By Edward M. Bury, APR, aka The PRDude
Buenas noches. I mean, good evening. A few days back from our recent vacation trip to Puerto Rico, and I’m still flaunting my command of Spanish. Along with the aforementioned greeting, I mastered ordering beer and asking directions to the men’s room.
Last week, Susan and I spent a delightful week in Old San Juan, the commonwealth’s capitol city, rich with culture, history, architecture, beauty, food and drink. In Part 1 of this report, I’ll chronicle some thoughts from a real PR guy from, well, PR.
I’m referring to my friend and former colleague, Carlos Rivera, APR, Executive Partner at Partners Communications of Bayamon, Puerto Rico. I’ve known Carlos for six years, as we served together during my years on the Universal Accreditation Board. Carlos represents Asociacion de Relacionistas Professionales de Puerto Rico, one of the nine organizations that make up the UAB.
During dinner at a hip restaurant called Casa Lola just across the beach in the resort district on the Atlantic Ocean, Carlos shared these thoughts on his business and the state of public relations in Puerto Rico as we drank white wine and dined on some tremendous food.
The Client Roster. Partners Communications represents some pretty well-known brands like United Airlines for media relations, crisis communications and other duties. Carlos said the shop just picked up a distributor of consumer products, and we discussed some strategies on how to incorporate Facebook and other social media to help build awareness. Perhaps use Facebook to drive traffic to an event.
The PR Business in PR. Overall, business for practitioners on the island is good, especially for the small and boutique agencies like Partners Communications. Clients are recovering from the lean years that battered budgets everywhere and many can’t afford the hourly rates and retainers charged by the agencies flaunting household names.

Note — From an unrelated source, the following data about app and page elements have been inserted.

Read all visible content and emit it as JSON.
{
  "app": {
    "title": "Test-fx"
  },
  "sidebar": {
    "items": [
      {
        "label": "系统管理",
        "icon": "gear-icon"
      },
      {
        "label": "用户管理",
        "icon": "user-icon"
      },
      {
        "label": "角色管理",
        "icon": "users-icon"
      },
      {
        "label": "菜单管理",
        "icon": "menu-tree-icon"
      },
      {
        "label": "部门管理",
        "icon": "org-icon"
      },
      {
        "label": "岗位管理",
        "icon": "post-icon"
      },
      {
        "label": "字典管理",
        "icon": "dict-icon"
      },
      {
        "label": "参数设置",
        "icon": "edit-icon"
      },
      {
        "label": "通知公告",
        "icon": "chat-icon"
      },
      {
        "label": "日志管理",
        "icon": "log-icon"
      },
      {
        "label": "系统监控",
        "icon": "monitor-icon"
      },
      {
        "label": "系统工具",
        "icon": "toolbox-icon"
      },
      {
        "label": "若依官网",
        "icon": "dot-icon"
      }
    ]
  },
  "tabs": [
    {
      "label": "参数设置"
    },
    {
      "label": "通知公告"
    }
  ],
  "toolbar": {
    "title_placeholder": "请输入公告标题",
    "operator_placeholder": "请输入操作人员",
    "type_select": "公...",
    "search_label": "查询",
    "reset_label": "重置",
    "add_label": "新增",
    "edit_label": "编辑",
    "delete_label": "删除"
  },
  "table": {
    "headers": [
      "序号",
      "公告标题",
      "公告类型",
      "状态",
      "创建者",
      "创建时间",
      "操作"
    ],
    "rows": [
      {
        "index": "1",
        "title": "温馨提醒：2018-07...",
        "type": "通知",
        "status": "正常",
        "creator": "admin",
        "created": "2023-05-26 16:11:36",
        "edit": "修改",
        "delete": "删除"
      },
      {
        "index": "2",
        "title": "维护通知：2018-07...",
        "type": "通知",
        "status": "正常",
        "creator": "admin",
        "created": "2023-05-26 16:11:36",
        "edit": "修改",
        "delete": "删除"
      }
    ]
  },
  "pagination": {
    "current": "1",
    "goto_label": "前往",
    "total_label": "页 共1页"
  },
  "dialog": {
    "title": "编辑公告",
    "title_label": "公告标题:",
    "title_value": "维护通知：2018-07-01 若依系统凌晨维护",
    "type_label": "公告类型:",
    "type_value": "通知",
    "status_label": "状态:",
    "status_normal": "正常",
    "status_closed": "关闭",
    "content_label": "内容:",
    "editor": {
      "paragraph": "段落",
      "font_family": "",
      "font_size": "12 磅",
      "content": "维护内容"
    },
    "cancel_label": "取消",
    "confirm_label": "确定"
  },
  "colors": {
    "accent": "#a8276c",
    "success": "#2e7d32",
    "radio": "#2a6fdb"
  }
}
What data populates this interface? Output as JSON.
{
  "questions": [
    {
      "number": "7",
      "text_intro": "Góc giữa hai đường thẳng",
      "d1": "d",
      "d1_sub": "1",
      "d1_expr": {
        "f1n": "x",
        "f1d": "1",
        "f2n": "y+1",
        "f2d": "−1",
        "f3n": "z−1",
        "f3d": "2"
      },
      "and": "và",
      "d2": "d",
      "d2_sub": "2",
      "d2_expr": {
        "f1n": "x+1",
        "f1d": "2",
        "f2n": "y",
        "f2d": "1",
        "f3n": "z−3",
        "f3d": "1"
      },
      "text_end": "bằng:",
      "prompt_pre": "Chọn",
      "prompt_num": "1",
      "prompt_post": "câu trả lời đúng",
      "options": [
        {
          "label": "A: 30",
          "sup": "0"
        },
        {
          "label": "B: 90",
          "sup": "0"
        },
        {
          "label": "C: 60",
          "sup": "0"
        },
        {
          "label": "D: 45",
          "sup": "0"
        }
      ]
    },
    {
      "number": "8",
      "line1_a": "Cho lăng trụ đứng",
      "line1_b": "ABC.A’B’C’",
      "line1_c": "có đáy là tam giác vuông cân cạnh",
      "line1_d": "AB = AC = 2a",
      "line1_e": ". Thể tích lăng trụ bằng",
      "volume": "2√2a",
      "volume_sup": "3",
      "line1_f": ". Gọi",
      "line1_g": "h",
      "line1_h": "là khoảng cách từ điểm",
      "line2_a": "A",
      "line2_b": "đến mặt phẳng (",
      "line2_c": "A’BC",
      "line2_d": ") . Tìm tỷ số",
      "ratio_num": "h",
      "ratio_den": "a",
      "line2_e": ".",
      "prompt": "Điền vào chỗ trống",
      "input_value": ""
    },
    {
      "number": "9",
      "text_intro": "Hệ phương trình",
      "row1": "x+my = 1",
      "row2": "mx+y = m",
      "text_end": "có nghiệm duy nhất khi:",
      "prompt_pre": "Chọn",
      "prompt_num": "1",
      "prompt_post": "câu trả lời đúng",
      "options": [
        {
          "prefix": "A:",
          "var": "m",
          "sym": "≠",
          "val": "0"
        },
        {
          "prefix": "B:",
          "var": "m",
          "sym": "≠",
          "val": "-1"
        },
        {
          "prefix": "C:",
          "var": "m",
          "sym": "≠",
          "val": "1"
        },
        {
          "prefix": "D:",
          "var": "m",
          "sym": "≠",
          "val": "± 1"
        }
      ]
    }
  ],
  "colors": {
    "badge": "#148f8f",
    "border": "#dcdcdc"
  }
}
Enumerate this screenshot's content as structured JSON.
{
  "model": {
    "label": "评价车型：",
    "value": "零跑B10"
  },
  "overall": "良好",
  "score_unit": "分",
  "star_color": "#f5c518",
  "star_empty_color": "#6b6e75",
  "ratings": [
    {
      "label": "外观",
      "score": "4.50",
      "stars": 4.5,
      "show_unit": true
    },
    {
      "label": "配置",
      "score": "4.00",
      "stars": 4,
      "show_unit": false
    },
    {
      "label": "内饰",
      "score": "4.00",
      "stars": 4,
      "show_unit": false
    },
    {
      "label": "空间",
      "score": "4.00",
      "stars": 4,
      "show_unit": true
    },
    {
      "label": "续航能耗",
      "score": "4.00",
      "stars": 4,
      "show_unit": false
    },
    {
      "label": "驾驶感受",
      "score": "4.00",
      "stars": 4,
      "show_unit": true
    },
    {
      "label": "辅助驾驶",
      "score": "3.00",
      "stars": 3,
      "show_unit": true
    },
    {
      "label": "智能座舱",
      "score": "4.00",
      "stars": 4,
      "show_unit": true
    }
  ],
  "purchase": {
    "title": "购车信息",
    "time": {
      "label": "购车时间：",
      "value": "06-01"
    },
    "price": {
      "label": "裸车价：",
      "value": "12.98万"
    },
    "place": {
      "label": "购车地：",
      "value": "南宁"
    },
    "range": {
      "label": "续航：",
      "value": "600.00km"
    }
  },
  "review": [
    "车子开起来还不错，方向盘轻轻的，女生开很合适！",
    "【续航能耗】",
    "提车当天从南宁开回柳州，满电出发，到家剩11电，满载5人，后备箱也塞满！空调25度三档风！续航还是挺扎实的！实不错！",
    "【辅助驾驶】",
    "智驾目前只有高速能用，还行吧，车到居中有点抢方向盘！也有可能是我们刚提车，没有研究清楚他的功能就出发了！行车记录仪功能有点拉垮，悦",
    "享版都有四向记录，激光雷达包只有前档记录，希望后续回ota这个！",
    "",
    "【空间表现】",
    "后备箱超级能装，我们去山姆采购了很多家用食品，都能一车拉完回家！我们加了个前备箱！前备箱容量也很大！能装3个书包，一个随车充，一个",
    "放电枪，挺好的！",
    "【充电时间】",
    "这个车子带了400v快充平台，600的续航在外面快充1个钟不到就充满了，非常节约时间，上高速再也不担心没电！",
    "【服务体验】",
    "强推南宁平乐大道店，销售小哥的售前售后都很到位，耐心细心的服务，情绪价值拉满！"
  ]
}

The APR Needs a Push in PR. The Accreditation in Public Relations credential is available to practitioners in Puerto Rico; but like here stateside, the big agencies and corporations have not fully embraced the value of the APR and the leaders are not making the credential a priority for those committed to the profession.
As noted above, my Spanish is somewhat limited. Make that really limited. But during our time in Puerto Rico, I experienced a modern nation (okay, commonwealth) with diverse, passionate people and a relatively thriving economy. Yes, there were pockets of poverty, but you’ll find that everywhere.
Have to believe that an enhanced public relations community could help the commonwealth build awareness for its key economic drivers — tourism, agriculture and pharmaceuticals. (Yes, pharmaceuticals.) Carlos said many of the big shops all have offices on the island, as noted, there are plenty of opportunities for start up players.
We noticed a grand new mixed use real estate development under construction along the harbor. Real estate — that’s the industry I know best. Hey Carlos: Need another partner?
Next time, I’ll provide more of a travelogue on our days and nights in Old San Juan.